I was a teen when Grandma walked into the kitchen and said, "Somebody's shot John Lennon." I didn't believe her. She had to have the wrong information. That was too much of a shock.Who would want to kill him?
By the time I was old enough to know who The Beatles were they had broken up. Strangely enough, my grandmother had their music in our house right along with her collections of The Carter Family, Roy Acuff, Hank Williams, Sr., Bessie Smith and Dinah Washington. Grandma liked to listen to the words of songs and thought "those English boys say such wonderful things."
After their split, it seemed that each Beatle had gone onto their own individual success--even Ringo. Paul had gone off with Linda, George was getting spiritual, John had Yoko and I think Ringo had an actress wife.
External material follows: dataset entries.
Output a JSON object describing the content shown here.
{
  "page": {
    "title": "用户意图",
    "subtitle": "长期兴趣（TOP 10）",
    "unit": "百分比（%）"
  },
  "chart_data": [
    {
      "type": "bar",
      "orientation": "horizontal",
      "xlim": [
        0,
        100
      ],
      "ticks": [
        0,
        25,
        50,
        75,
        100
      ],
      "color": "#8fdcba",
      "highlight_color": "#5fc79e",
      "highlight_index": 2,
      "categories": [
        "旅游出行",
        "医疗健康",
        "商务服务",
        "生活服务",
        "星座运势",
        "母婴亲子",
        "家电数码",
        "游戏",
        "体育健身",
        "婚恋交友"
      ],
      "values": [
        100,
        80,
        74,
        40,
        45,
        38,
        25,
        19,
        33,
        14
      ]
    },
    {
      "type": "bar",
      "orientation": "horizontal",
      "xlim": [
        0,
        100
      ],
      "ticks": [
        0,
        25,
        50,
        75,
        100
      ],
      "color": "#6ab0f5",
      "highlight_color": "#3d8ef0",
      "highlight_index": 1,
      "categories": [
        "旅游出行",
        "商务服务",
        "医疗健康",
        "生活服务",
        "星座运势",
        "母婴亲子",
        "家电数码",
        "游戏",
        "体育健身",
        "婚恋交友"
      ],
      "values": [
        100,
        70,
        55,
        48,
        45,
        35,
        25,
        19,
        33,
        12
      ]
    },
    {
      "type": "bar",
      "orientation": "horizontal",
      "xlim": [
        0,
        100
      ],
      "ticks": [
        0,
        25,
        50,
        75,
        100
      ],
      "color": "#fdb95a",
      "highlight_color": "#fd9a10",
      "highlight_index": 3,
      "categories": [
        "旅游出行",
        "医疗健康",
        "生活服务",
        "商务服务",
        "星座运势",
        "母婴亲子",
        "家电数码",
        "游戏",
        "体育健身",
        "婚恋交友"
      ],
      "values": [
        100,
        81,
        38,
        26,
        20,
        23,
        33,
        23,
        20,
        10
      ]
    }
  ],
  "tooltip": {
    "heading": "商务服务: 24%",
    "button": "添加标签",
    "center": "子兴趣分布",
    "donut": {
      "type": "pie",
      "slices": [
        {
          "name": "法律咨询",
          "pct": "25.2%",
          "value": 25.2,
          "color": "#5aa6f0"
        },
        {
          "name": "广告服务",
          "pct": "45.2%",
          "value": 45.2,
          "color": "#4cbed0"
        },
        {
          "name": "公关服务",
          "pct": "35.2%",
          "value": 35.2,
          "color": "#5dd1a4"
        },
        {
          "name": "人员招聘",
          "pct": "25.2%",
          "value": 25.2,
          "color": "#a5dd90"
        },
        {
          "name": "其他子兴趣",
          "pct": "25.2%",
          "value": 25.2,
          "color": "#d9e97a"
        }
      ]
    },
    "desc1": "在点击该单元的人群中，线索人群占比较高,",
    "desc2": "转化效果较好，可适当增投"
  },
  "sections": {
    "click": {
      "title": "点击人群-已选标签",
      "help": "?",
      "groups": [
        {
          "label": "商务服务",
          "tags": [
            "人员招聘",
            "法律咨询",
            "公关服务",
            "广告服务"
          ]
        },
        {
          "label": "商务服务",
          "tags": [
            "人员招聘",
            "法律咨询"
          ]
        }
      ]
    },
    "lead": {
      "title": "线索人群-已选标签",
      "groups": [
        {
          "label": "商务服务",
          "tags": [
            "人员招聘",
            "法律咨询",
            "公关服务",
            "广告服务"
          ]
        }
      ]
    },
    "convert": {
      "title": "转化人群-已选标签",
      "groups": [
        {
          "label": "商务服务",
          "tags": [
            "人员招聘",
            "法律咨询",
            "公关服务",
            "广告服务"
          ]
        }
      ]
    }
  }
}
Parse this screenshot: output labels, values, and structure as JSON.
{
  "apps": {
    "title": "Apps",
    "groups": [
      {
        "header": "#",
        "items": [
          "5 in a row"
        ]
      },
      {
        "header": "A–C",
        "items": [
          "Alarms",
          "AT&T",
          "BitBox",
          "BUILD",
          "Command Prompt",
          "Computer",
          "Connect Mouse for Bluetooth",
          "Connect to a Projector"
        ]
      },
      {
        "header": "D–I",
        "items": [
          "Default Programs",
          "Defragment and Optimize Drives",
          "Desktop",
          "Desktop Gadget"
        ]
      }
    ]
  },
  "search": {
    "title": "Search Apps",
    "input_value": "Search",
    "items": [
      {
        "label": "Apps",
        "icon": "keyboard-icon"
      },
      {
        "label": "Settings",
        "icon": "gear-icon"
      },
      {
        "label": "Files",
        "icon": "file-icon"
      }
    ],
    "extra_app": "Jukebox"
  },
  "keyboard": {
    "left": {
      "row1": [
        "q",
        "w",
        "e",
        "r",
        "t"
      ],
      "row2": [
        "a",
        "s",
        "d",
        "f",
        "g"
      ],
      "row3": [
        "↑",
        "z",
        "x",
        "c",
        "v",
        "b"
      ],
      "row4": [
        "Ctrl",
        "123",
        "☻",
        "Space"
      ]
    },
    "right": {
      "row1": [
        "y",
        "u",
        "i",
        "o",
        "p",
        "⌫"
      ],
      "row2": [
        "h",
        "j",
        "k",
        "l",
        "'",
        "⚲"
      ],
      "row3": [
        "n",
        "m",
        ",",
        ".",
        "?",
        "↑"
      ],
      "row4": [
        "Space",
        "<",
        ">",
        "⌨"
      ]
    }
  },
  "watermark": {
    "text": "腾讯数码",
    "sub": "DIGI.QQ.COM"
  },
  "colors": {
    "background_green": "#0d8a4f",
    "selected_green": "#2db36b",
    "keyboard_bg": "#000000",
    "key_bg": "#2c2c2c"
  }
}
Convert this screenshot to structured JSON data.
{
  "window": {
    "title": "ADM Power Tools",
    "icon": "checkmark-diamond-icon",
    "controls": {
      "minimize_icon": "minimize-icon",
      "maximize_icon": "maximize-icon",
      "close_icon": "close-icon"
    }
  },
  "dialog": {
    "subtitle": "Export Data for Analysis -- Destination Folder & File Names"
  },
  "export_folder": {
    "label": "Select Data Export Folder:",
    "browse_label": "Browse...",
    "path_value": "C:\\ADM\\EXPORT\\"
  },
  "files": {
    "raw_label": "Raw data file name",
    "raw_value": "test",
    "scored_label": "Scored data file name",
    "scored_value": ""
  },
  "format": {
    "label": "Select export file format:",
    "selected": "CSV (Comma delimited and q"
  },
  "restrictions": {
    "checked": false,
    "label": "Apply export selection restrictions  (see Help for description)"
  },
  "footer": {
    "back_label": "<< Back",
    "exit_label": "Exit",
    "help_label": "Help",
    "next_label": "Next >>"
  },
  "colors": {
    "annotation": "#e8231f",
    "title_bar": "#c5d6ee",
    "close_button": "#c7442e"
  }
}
I was just grateful that they had left their music to the world. "You've Got to Hide Your Love Away," "Ticket to Ride," "Norwegian Wood," "We Can Work it Out" etc., were works of God-given genius as far as I was concerned. I'd wonder what it must've been like in those "Lennon-McCartney" writing sessions.
When I first heard "Imagine," I was struck by it's simplicity. The song reminded me of some of the discussions I had with various friends of mine. We asked, "What if...there was no Heaven, hunger, war" etc., while John (yes, we kind of felt like we knew him) asked us to "Imagine" those things. Maybe if we could "see it" we'd "achieve it." We figured he'd be around when his world "living as one" started to happen. But he was taken from us that night in 1980.
There's been a lot of coverage of the passing of Nelson Mandela since Dec. 5th and as I watched some of it, I remembered the death of John Lennon was Sunday the 8th. I didn't think the two men could be connected in any way and then I saw the children in New York simultaneously singing "Imagine" with children from Johannesburg, South Africa at the end of this particular news broadcast. Maybe somewhere John and Madiba are smiling. Imagine that.